Exif - The identity card for your photos
Recently, while I was happily browsing through my photo collection by means of the new Ashampoo Photo Commander, checking out its latest new features and reviewing the 812 photos from my trip to England, I noticed that I had taken way too many shots. I began to ponder over the age old question of where I had taken each photo. Was it Southampton? And what was the name of that quaint spot in Wales with the beautiful church again? Did I ever know that? Finally, I was helped by something I had ignored for years - the Exif data contained in my photos.
What is Exif?
Exif stands for Exchangeable Image File Format and this metadata is added to each of your shots by modern cameras and cellphones. Depending on your device, this data contains the most relevant information on each photo such as your camera settings at the time the shot was taken. Originally. photographers had to manually keep track of their settings and jot down lens and focus adjustments, today, Exif fulfills that role.
Camera / time / people
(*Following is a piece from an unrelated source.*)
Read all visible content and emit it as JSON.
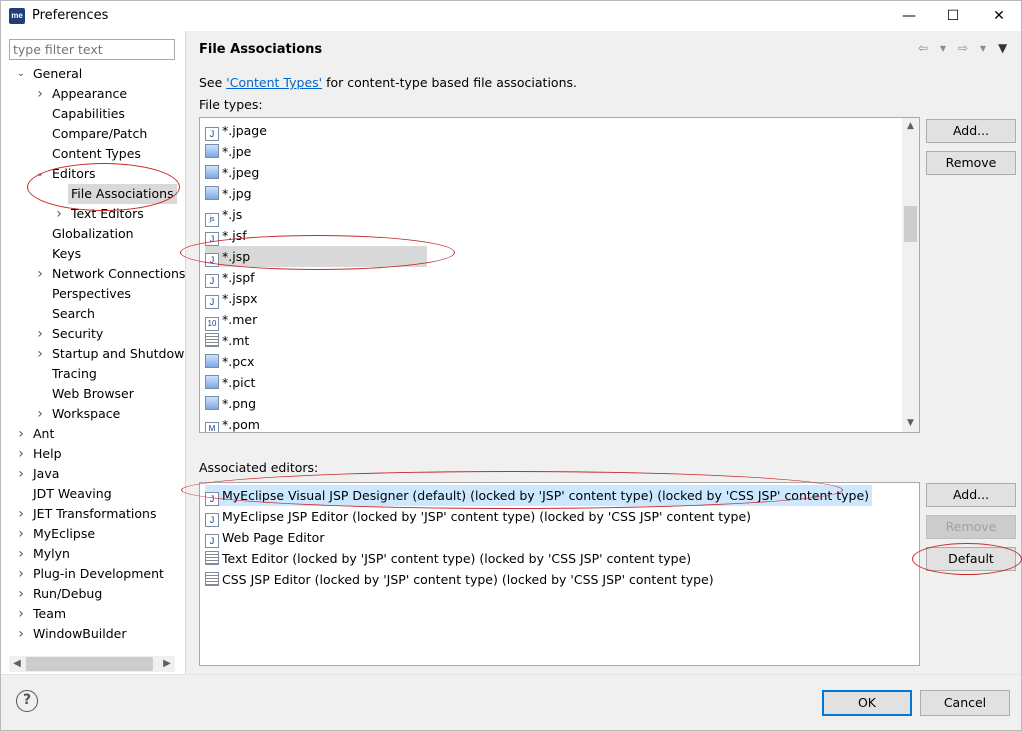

Data on camera model and lens is mainly of interest to those who own and use multiple devices. With the help of the manufacturer's website, details on the firmware that was used may for example help you determine whether a firmware update is in order. Exif data also stores the recording date and time and may even include the name of the photographer. In my case, the Exif data brought me to the sad realization that the rarely used lens I had purchased around Christmas time last year is quite a dud.
Classic photo information
Naturally, classic picture information is also saved. This includes details on lenses, shutter time, ISO sensitivity, exposure settings, focal length, scene type and many other aspects that virtually describe every detail of your photos. If you want to know how the captivating sunset or the prominent portrait came about - here's where you'll find your answers. Exif also captures the device orientation, e.g. to help good photo applications auto-rotate upside down photos. Essential information such as image size (e.g. 4600 x 3064 pixels), file size, image quality, color gamut and color depth is also captured.
Find your way : Geotagging
Many higher quality cameras and almost every current cellphone come with an option to store your location with each photo, this is called geotagging and is achieved via GPS. It includes latitudinal and longitudinal data and good applications can turn this data into concrete addresses down to street numbers. This information greatly helped me remember the places I had been. Geotags will also help you filter through huge photo collections based on location, a great way to review past trips. Important: Geotagging is frequently disabled by default for most devices so you will most likely have to enable it manually to use it.
Manual geotagging (unless you're being wanted by the police)
Some applications allow you to geotag your photos manually by filling in latitudes and longitudes. I welcome this feature as it adds more organizational depth to my collection. But if you're currently being wanted by the police, you should be careful when using this feature since many suspects have already been found using geotags. This includes antivirus guru John McAfee who had been photographed during an interview with the police later being able to get hold of the stored coordinates.
Bonus: IPTC and XMP
IPTC, short for IPTC-IIM standard, was developed by the International Press Telecommunications Council, a consortium of news agencies, to apply descriptions, copyright information, sources and more to text, image and other media types. It's an easy way to add additional information to your images and supported by most photo applications, e.g. to sort your files or quickly locate individual images. XMP (Extensible Metadata Platform) was originally developed by Adobe and has become an ISO standard that combines several types of metadata including Exif and IPTC data along with custom information. It is for example used by Adobe Lightroom and Adobe Photoshop and serves as a container format that can also include extensive details on individual workflows.
You see, image files may contain a lot more data than is visible to the naked eye alone. For a long time, I thought Exif to be the domain of specialists but know I have learned otherwise - I will definitely make better use of this feature in the future.